Determining Your Credit Rating
Knowing where your credit stands and what's on your credit reports is a great first step to getting a car loan. You need to know your credit rating so that you can be well-informed, research under your belt, and have a leg to stand on in negotiations for an auto loan. If you don't know what the lender is seeing when they pull your credit, you're leaving yourself in the dark.
Imagine if you visited an unscrupulous dealership and the dealer realizes you don't know what's on your credit report. They could potentially tell you that a high interest rate is the best they can do. While your credit score might actually qualify you for a lower rate, you couldn't negotiate or keep the ball in your court because you don't know what your score is or what the average interest rate is for people in similar situations.
To avoid potential hazards like the imagined situation above, make sure you know your credit score and what is on your credit reports. The information in your credit reports is what helps determine your credit score. So the more positive accounts you have listed, the better.
The easiest way to get your credit reports from the three national credit bureaus – TransUnion, Experian, and Equifax – is to visit www.annualcreditreport.com. This government website normally allows you to receive a copy of your credit report from each company for free once every 12 months. However, due to the recent coronavirus pandemic, the site is allowing you to receive your reports once a month for free until April 2021.

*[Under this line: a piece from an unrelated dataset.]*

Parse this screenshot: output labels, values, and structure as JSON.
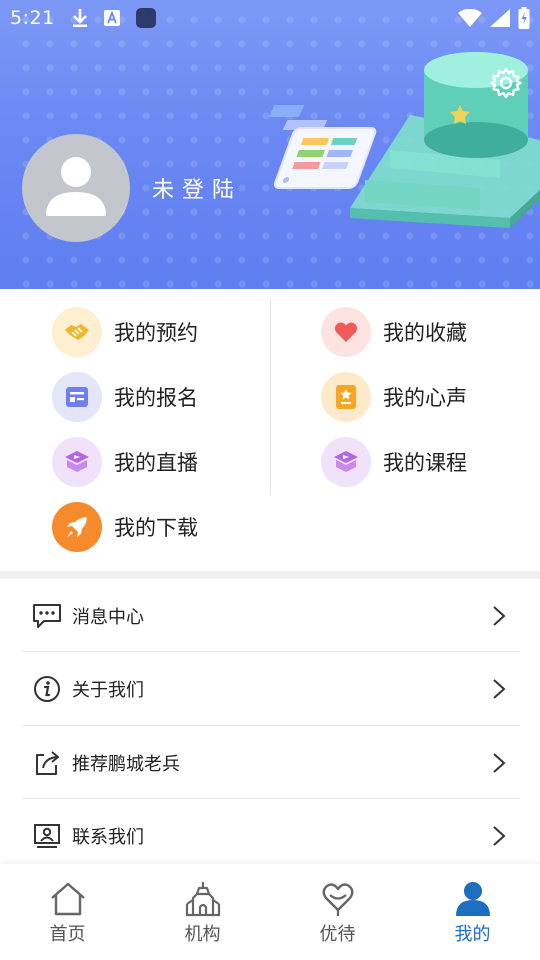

Some credit bureaus, such as Experian, offer deals and free services when it comes to monitoring your credit reports and scores during trying economic times. Or you can sign up for any number of credit monitoring services to stay on top of your score and reports.
Finding the Right Dealer for Your Credit
When it comes to finding a car loan with poor credit, you want the path of least resistance, and we want to point you in the right direction. At Auto Credit Express, we've been matching credit-challenged consumers with dealerships that are signed up with subprime lenders for over two decades. Let us make your next car loan experience quick and easy by taking the hassle of searching for a dealer off your plate.
By simply filling out our fast, free auto loan request form, you can start the process of getting connected to a dealership that's signed up the right kind of lenders for your credit. Don't hesitate any longer, get on the road to your next car loan now!